#### TASK
Repeat the entries beneath in their entirety, precisely as given.

#### ENTRIES SHOWN

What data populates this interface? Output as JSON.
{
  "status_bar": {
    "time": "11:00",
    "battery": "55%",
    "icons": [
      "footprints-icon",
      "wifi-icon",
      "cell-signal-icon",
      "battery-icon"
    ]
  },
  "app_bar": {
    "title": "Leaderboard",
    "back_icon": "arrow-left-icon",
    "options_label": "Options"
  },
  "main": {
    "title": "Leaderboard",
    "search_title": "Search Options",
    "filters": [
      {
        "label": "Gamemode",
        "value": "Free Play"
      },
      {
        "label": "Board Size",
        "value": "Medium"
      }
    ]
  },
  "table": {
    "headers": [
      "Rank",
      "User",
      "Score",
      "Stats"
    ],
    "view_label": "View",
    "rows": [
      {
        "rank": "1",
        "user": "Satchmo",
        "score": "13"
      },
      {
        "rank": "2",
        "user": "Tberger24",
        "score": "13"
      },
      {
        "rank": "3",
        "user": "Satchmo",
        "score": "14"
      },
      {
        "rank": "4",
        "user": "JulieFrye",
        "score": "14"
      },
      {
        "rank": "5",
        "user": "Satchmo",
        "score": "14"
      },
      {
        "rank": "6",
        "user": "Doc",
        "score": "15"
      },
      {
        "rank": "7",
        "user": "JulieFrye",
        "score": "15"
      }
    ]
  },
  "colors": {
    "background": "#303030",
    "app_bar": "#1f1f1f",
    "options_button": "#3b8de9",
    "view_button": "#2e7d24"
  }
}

#### ANSWER TO THIS PROBLEM
What data populates this interface? Output as JSON.
{
  "status_bar": {
    "time": "11:00",
    "battery": "55%",
    "icons": [
      "footprints-icon",
      "wifi-icon",
      "cell-signal-icon",
      "battery-icon"
    ]
  },
  "app_bar": {
    "title": "Leaderboard",
    "back_icon": "arrow-left-icon",
    "options_label": "Options"
  },
  "main": {
    "title": "Leaderboard",
    "search_title": "Search Options",
    "filters": [
      {
        "label": "Gamemode",
        "value": "Free Play"
      },
      {
        "label": "Board Size",
        "value": "Medium"
      }
    ]
  },
  "table": {
    "headers": [
      "Rank",
      "User",
      "Score",
      "Stats"
    ],
    "view_label": "View",
    "rows": [
      {
        "rank": "1",
        "user": "Satchmo",
        "score": "13"
      },
      {
        "rank": "2",
        "user": "Tberger24",
        "score": "13"
      },
      {
        "rank": "3",
        "user": "Satchmo",
        "score": "14"
      },
      {
        "rank": "4",
        "user": "JulieFrye",
        "score": "14"
      },
      {
        "rank": "5",
        "user": "Satchmo",
        "score": "14"
      },
      {
        "rank": "6",
        "user": "Doc",
        "score": "15"
      },
      {
        "rank": "7",
        "user": "JulieFrye",
        "score": "15"
      }
    ]
  },
  "colors": {
    "background": "#303030",
    "app_bar": "#1f1f1f",
    "options_button": "#3b8de9",
    "view_button": "#2e7d24"
  }
}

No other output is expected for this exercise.